Where to eat in Stockholm
Packed with restaurants serving food from across the globe, Stockholm is a great place to dine out. Yet amongst all the international eats on offer, you will also be served the best of Swedish cuisine often in contemporary forms. Swedish cuisine largely features much game, fish and shell fish along with a host of fresh produce and popular native Swedish ingredients like pickled herring, lingonberries and salmon.
If you are in the mood for classic Swedish cuisine do try restaurants like Den Gyldene Freden in Stockholm’s Old Town area, Sollidens restaurang at the Skansen Open-Air Museum and Operakällarens bakficka, a café known for its open sandwiches.
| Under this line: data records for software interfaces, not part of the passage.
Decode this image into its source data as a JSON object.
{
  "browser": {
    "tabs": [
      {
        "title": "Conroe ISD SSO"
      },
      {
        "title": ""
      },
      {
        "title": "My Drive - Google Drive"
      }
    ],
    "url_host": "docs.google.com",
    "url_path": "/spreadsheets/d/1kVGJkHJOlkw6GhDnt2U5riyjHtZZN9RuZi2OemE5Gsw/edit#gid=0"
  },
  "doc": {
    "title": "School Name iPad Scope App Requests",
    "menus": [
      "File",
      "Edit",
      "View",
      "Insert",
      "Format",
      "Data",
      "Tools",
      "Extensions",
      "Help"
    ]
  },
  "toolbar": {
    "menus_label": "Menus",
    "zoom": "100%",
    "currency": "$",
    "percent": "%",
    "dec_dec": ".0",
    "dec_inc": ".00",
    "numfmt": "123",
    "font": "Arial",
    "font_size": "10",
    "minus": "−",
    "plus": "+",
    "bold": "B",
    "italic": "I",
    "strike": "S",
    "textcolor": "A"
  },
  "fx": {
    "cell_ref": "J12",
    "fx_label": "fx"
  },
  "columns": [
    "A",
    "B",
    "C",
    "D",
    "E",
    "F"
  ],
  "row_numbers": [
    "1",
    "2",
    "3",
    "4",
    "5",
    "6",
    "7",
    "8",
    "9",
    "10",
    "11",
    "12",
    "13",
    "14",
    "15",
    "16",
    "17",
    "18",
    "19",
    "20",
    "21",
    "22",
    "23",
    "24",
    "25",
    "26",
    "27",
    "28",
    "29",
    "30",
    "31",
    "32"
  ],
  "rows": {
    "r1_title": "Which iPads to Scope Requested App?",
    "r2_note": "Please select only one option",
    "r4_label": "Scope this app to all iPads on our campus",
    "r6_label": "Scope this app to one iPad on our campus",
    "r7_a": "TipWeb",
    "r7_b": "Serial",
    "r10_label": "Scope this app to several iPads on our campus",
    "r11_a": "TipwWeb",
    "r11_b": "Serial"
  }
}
Moreover, Stockholm’s restaurants aim to cater to all budgets and listed below are some popular haunts Boqueria, Speceriet and Tradition (budget dining), Bar Nombre, Chez Betty and Ekstedt (mid-range restaurants) and Esperanto, Gastrologik and Frantzen/Lindeberg (luxe dining).
Nightlife in Stockholm
Stockholm boasts of an extremely vibrant nightlife scene. The city’s many bars, dance clubs, cocktail lounges, jazz clubs are scattered all over the city in areas like Stureplan, Östermalm and Sodermalm. Popular nightlife haunts in Stockholm currently include establishments like Spy Bar, Hotellet, Fasching, Patricia(a party boat that hosts many bars and is a favored nightlife spot in the summers ), Café Opera, Absolut Icebar and Casino Cosmopol.